President Dilma Rousseff’s nomination of Foster follows a drive to increase female participation in her government. Brazil’s first woman president, Rousseff has appointed at least eight women to cabinet posts since she took office a year ago.
Working for Rousseff
Foster first met Rousseff when the president was energy secretary for the state of Rio Grande do Sul. In 2003, Foster went to work for her as head of Brazil’s oil and natural gas division while Rousseff was its energy minister.
The Foster nomination will be voted on by Petrobras’s board at a Feb. 9 meeting. A majority of the company’s board members are named by the Brazilian government, which owns 51 percent of the voting shares in Petrobras. The company said yesterday Foster wasn’t available for an interview.
In a interview last year at her 23rd-floor office overlooking Rio’s Guanabara Bay, Foster said she works seven days a week from dawn until late night and expects all who work for her to be as dedicated and disciplined. She is married and has two adult children and a granddaughter.
“I like to joke that we have just one work day here at Petrobras: it starts on Monday and ends on Saturday,” Foster said last January. “Well, sometimes it ends on Sunday.”
Her work habits earned her the nickname Caveirao, the Brazilian name for armored vehicles police use in Rio to plow into crime-ridden shantytowns.
Foster spent her early childhood in Morro do Adeus, a working class neighborhood on the outskirts of Rio that is part of Complexo do Alemao, which turned into a sprawling slum over the past two decades because of drug trafficking. She collected recyclable cans and paper to pay for school supplies, according to Petrobras’s press office in Rio.
Foster will take over from Gabrielli, who has overseen development of Petrobras’s Lula offshore oil discovery, the biggest find in the Americas in more than three decades. He was also in charge when the company raised $70 billion in the world’s largest share sale in September 2010, helping finance its production increases.
Gabrielli, 62, joined Petrobras in 2003 as chief financial officer and was promoted to CEO in 2005. He leaves the position to join the government in his home state of Bahia in northeastern Brazil, according to an e-mailed statement from the governor’s press office yesterday.

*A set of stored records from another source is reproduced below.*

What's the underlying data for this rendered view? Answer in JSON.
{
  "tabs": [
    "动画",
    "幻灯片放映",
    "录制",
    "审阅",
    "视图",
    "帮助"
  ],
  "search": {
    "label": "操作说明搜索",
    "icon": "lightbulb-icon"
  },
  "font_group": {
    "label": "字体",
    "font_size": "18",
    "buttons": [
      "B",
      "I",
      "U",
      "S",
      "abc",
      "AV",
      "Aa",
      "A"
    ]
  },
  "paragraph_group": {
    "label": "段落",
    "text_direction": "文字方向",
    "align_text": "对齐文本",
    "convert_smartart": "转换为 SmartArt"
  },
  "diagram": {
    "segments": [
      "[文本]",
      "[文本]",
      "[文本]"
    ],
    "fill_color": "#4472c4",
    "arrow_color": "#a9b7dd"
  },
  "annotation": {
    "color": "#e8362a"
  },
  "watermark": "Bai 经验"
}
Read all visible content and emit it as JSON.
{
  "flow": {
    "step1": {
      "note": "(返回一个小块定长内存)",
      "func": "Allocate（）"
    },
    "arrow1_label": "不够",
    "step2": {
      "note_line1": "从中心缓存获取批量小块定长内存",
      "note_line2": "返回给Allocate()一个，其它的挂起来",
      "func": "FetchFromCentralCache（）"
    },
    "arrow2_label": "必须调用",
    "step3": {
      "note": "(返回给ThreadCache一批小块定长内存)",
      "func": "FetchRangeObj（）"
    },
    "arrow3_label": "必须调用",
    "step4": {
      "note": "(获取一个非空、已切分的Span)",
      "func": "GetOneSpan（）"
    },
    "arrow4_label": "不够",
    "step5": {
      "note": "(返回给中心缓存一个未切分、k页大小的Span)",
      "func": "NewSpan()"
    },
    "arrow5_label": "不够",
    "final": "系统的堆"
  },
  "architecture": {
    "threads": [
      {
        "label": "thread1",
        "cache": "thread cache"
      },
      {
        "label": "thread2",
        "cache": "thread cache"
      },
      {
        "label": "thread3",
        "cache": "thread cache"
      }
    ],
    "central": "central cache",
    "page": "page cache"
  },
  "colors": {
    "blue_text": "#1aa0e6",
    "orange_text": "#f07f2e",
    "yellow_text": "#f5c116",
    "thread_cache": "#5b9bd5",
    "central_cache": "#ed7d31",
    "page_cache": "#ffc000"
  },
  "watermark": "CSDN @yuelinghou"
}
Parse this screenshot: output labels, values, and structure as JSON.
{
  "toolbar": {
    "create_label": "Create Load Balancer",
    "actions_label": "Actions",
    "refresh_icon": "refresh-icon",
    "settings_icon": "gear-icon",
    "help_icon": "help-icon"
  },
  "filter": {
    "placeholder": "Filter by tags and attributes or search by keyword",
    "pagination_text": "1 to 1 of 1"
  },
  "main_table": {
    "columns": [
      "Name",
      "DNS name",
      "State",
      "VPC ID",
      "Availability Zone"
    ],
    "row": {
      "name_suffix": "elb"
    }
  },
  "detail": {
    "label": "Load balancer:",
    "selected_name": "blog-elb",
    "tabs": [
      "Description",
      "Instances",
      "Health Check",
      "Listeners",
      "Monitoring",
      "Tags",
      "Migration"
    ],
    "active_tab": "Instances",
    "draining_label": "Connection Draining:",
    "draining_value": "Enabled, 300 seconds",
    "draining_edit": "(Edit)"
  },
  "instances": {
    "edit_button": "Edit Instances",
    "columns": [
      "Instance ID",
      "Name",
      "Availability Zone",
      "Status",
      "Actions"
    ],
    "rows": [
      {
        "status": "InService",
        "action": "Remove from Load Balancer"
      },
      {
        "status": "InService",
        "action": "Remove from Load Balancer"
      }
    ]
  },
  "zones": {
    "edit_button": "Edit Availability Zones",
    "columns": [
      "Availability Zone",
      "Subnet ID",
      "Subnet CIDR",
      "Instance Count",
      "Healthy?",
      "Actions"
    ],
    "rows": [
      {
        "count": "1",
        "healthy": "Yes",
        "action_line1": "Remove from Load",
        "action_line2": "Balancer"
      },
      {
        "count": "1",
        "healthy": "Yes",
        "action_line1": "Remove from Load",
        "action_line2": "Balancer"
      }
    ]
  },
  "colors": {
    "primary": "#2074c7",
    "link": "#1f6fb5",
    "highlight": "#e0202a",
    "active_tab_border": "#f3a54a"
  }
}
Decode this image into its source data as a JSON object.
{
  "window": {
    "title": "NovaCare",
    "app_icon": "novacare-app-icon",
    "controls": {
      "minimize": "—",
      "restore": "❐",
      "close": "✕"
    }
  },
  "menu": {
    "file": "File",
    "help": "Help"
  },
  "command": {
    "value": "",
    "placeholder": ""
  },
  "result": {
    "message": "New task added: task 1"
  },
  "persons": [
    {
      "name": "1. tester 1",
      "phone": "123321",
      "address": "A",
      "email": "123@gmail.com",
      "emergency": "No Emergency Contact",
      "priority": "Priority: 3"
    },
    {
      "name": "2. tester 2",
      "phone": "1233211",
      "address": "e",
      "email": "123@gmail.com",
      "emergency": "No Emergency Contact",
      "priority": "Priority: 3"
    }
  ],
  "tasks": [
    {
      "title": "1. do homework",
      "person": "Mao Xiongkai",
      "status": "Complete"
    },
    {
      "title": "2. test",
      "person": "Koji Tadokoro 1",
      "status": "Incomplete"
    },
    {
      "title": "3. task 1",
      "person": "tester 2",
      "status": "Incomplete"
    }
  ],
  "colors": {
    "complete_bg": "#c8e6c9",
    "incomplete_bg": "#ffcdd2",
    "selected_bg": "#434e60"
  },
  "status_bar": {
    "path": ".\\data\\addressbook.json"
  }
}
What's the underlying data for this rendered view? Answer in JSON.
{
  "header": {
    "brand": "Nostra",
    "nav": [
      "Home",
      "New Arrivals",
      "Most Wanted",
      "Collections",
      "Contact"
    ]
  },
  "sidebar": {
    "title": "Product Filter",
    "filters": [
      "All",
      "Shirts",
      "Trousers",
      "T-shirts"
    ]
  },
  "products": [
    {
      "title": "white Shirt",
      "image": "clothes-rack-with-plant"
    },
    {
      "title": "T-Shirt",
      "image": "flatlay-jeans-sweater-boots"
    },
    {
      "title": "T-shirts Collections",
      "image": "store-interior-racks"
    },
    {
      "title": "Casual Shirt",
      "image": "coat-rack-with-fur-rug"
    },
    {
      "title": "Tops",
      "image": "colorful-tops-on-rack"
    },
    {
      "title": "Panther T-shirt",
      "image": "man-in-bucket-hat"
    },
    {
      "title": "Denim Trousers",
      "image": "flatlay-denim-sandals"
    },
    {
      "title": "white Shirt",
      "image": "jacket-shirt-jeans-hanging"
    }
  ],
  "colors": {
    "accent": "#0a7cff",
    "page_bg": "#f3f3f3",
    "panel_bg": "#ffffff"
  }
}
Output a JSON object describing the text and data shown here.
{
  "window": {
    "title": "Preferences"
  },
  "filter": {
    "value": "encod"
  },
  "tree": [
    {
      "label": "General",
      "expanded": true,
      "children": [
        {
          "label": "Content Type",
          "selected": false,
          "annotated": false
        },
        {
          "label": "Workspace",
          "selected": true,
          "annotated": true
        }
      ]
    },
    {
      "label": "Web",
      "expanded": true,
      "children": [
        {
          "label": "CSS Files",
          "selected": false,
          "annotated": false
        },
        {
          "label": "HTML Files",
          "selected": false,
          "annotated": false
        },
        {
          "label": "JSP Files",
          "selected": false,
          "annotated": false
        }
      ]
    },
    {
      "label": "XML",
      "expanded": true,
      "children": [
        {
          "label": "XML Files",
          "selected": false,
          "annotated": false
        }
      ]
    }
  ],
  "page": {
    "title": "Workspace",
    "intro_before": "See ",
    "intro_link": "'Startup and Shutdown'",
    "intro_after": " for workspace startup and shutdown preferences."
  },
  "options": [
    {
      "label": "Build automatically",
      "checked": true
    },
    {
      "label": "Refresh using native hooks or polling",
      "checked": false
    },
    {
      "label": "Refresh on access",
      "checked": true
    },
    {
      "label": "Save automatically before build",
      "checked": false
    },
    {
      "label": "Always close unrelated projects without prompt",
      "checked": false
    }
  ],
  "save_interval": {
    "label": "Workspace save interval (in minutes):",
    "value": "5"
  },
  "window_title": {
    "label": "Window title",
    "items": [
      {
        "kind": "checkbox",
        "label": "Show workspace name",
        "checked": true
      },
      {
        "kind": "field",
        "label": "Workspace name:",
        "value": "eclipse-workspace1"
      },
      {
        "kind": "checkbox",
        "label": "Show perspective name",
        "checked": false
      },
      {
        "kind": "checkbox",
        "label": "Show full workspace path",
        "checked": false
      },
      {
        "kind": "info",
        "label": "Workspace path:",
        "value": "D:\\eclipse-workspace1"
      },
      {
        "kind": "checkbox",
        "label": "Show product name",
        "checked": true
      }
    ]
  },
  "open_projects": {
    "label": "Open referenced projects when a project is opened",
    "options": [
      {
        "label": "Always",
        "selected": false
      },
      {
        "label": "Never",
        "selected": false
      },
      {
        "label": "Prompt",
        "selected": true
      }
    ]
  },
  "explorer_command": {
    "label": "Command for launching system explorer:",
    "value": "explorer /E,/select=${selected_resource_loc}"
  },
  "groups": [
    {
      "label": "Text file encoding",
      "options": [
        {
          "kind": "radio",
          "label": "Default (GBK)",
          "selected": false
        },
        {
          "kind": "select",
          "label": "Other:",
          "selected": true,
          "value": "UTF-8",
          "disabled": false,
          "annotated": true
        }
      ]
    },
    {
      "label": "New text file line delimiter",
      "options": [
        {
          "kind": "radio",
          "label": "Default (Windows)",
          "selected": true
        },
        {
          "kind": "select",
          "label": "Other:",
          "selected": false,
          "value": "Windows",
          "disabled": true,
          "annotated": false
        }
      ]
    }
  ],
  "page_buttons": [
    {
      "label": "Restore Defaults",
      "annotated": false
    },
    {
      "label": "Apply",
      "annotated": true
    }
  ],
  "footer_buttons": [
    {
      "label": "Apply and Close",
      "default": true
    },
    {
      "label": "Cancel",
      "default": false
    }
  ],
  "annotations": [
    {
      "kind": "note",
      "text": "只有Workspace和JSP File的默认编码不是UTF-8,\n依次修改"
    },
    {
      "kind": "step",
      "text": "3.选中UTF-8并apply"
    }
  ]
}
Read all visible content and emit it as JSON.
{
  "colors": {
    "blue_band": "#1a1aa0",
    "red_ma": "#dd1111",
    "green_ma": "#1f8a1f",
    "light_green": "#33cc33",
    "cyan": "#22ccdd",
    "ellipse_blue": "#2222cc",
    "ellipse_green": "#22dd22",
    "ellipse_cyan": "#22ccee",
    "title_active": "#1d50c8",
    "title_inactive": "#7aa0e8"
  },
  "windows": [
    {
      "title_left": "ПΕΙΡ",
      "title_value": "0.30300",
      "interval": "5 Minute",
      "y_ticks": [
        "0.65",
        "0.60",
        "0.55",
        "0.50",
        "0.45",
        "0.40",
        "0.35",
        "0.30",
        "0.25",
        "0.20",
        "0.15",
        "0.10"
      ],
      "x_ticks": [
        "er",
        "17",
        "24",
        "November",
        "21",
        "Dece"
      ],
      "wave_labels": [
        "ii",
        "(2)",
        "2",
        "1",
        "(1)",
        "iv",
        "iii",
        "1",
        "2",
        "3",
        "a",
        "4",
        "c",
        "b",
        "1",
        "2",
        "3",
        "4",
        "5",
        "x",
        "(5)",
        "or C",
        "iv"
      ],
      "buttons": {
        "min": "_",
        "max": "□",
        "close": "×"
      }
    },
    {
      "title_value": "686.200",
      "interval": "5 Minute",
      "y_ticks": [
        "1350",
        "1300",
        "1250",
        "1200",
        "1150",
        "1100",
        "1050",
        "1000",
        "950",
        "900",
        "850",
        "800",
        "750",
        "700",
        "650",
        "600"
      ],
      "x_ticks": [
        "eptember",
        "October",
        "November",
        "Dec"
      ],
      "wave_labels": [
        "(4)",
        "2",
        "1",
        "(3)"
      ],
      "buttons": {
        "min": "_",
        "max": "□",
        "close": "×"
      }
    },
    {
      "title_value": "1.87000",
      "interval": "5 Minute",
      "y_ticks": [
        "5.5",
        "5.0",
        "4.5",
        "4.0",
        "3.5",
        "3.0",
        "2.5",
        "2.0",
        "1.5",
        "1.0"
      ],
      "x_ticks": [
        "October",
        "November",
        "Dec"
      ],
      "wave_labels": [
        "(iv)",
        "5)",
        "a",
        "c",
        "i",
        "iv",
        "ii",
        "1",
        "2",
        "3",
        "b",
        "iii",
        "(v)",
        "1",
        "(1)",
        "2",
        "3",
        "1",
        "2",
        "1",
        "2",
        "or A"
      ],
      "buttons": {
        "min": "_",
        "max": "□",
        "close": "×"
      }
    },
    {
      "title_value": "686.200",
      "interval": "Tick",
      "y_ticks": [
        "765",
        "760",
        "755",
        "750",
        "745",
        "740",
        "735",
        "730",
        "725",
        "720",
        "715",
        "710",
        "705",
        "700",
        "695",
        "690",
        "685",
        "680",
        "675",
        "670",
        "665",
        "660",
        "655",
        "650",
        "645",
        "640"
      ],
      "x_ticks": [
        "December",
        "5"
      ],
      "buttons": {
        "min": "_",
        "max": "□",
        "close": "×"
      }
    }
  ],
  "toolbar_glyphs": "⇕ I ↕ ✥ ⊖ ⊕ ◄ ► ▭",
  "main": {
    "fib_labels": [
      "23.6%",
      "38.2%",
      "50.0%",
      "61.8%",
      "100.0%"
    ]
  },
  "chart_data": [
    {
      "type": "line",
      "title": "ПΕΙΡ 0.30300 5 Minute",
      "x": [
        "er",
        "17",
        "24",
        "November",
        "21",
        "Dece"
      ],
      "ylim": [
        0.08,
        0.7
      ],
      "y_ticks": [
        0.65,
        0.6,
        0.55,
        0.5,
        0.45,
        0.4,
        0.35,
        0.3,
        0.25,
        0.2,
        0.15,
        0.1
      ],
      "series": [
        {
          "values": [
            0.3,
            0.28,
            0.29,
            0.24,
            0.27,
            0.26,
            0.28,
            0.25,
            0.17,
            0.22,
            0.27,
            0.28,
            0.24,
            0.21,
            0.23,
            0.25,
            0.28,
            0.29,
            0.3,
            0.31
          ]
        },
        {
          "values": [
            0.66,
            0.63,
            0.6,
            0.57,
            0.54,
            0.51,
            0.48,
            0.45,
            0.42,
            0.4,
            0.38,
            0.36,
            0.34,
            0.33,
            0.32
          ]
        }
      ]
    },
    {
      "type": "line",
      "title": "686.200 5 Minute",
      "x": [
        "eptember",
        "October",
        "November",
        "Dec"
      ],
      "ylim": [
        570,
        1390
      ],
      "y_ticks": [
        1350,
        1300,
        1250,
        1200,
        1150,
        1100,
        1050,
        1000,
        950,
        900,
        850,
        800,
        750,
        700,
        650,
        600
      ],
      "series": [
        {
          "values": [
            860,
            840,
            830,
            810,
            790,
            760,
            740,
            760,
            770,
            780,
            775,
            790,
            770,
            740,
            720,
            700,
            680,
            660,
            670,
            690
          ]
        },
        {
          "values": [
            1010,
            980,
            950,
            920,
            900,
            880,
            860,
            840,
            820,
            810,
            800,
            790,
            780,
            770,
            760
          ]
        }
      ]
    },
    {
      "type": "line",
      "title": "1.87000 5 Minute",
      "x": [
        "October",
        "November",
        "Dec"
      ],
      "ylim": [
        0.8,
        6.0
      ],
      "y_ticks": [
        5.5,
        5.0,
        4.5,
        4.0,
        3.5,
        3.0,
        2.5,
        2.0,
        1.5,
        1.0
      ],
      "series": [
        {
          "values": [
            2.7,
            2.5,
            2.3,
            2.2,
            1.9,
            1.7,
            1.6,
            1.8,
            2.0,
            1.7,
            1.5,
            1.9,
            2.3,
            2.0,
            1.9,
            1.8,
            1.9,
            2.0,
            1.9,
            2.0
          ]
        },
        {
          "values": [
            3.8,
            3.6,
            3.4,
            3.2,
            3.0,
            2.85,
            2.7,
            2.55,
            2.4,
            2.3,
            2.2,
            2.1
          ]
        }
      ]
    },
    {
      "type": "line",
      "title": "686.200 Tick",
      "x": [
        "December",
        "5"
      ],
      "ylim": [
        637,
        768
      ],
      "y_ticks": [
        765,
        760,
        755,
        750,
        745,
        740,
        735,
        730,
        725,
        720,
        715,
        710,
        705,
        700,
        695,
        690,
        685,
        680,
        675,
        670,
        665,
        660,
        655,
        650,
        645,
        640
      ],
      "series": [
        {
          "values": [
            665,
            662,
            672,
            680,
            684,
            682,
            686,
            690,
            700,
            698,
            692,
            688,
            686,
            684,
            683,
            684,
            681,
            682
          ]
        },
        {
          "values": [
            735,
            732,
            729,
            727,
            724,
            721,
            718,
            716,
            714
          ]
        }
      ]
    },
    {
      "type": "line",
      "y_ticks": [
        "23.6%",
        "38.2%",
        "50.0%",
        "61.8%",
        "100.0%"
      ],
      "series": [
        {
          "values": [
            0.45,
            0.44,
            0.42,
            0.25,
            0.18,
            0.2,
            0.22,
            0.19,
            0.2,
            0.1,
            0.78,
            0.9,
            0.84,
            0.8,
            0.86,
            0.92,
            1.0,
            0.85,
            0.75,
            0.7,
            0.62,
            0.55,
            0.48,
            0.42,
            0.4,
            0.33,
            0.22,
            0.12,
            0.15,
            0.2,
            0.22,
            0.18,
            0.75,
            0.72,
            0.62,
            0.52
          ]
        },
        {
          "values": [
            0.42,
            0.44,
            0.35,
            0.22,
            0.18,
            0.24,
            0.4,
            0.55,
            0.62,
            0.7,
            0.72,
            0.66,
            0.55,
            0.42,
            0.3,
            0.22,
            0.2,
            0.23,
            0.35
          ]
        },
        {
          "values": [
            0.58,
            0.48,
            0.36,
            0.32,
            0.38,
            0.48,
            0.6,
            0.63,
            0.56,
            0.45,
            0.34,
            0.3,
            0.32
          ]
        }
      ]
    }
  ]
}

Under Foster, profit at Petrobras’s gas and power business more than doubled in the first nine months of the year as she sought to expand sales among industrial clients and fertilizer producers who use gas.
One exception to Foster’s relentless work schedule is her participation in the Uniao da Ilha samba school, which puts on one of Rio’s annual Carnival parades.
“Petrobras and my samba school are my two passions,” said Foster, who grew up in Rio. She also sports two small star tattoos on her left wrist that she declined to explain the meaning of when asked. “I have others that are not visible,” she said.
-- With assistance from Rodrigo Orihuela in Rio de Janeiro. Editors: Tina Davis, Charles Siler
To contact the reporters on this story: Adriana Brasileiro in Rio de Janeiro at firstname.lastname@example.org; Peter Millard in Rio de Janeiro at email@example.com
To contact the editor responsible for this story: Carlos Caminada at Ccaminada1@bloomberg.net